Aim of the exercise
Which lines in the data below contain the word "close"? Pull each of them out.

★ ★ ★

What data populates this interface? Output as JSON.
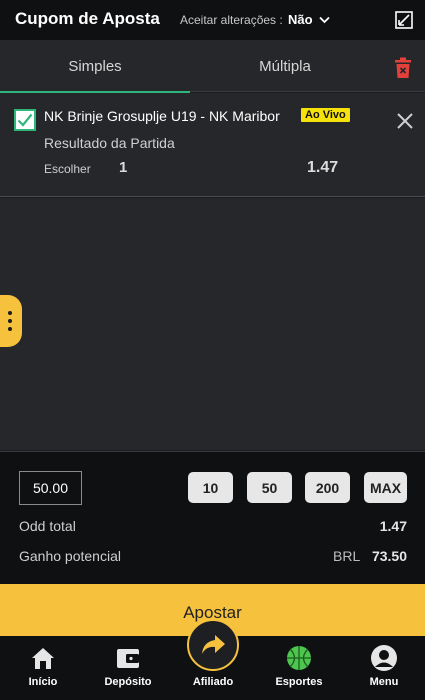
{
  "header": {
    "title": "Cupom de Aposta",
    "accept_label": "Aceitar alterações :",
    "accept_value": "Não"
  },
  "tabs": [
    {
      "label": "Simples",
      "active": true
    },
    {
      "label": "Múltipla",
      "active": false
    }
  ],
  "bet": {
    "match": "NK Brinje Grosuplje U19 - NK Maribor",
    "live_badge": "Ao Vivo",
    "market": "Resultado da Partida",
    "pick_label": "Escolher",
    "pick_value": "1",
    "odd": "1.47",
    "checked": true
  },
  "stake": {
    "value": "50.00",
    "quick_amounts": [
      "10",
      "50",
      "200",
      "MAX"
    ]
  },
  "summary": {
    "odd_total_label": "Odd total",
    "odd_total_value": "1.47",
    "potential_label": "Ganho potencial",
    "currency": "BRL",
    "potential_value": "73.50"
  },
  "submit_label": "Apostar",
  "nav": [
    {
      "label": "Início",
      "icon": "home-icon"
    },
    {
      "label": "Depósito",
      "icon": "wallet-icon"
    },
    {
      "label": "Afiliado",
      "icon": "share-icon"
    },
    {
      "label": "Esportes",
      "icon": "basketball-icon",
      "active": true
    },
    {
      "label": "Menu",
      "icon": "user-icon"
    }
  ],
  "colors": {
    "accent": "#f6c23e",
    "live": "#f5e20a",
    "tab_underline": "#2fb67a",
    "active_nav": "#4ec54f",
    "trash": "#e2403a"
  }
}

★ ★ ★

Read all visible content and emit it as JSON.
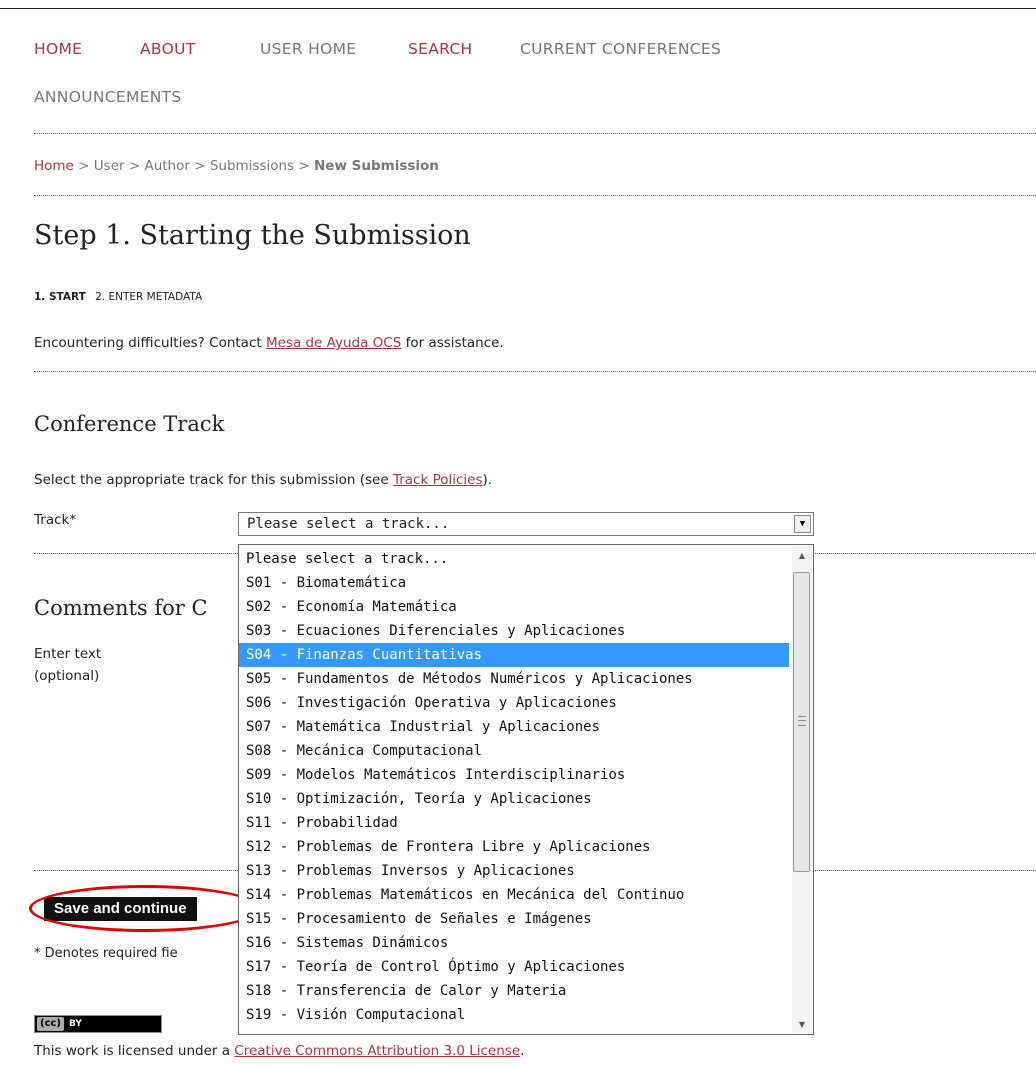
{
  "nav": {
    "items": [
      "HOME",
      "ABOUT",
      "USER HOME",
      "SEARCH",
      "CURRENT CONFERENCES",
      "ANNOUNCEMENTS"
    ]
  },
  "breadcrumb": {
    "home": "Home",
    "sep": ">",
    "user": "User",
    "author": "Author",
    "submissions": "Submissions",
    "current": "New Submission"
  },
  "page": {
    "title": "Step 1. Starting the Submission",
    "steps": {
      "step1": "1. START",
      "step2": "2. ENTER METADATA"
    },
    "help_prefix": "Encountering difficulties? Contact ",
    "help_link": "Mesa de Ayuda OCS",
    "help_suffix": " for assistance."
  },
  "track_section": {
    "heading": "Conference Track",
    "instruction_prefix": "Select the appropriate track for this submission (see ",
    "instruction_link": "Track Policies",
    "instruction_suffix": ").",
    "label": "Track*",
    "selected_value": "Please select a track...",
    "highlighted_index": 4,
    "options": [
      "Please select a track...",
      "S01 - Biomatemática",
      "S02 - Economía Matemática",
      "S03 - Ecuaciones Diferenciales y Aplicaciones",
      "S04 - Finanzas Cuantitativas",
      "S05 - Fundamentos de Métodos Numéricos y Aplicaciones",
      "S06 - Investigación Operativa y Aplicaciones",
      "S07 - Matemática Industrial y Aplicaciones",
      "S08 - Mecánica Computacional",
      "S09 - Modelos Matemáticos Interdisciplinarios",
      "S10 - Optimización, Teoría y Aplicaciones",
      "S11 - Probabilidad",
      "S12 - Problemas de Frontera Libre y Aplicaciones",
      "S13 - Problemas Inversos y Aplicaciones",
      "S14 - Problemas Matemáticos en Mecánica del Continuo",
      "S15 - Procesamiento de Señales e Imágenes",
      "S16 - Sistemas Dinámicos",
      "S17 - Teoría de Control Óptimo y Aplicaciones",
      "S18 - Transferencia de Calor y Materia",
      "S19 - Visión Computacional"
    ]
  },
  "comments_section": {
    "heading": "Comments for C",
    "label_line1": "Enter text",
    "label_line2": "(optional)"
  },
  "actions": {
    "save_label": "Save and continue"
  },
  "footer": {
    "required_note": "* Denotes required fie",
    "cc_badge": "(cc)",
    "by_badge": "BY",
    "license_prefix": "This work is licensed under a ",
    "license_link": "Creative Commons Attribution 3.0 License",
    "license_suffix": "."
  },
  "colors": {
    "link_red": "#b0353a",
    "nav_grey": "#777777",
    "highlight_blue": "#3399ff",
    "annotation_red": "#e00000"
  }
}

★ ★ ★

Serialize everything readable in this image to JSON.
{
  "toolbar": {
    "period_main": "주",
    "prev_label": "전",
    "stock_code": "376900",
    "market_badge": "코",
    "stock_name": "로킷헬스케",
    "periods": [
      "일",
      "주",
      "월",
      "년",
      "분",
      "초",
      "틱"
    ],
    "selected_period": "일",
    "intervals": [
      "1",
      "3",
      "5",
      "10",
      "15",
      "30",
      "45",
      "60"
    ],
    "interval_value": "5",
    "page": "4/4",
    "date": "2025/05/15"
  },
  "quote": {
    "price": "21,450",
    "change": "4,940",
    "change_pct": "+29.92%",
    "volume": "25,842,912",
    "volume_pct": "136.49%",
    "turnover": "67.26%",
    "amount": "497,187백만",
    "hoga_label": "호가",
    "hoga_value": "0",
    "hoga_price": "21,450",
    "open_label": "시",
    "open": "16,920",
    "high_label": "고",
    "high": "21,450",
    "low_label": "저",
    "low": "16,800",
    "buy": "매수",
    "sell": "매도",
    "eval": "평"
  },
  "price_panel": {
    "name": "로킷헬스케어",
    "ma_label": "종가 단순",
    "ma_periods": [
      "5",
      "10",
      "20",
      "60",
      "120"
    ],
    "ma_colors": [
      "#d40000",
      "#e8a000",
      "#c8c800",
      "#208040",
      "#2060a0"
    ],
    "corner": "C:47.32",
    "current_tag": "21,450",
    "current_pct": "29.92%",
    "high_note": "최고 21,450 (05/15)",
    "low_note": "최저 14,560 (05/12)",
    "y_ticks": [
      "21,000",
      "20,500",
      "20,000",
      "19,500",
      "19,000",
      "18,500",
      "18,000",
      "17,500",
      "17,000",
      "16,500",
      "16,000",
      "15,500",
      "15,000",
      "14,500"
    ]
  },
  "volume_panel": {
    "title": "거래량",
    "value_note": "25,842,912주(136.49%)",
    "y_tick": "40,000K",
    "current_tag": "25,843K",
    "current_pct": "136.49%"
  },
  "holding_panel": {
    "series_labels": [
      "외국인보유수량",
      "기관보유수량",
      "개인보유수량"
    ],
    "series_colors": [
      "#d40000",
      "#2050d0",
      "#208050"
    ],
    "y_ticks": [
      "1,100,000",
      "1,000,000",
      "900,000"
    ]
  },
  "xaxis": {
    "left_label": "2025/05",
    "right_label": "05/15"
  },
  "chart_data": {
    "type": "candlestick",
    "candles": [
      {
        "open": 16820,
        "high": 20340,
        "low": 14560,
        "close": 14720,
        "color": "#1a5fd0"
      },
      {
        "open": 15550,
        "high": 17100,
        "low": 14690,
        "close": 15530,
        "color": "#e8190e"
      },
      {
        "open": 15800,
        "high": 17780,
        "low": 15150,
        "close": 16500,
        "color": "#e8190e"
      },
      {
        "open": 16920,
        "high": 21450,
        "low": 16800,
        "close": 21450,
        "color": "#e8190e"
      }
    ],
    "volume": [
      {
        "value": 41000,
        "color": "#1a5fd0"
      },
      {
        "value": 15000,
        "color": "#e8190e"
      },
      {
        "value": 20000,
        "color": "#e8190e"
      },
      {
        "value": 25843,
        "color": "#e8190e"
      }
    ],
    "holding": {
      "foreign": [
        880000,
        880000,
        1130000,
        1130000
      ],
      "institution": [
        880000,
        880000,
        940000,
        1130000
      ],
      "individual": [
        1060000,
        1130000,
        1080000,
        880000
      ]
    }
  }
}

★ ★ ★

Written answer
        "close": 14720,
        "close": 15530,
        "close": 16500,
        "close": 21450,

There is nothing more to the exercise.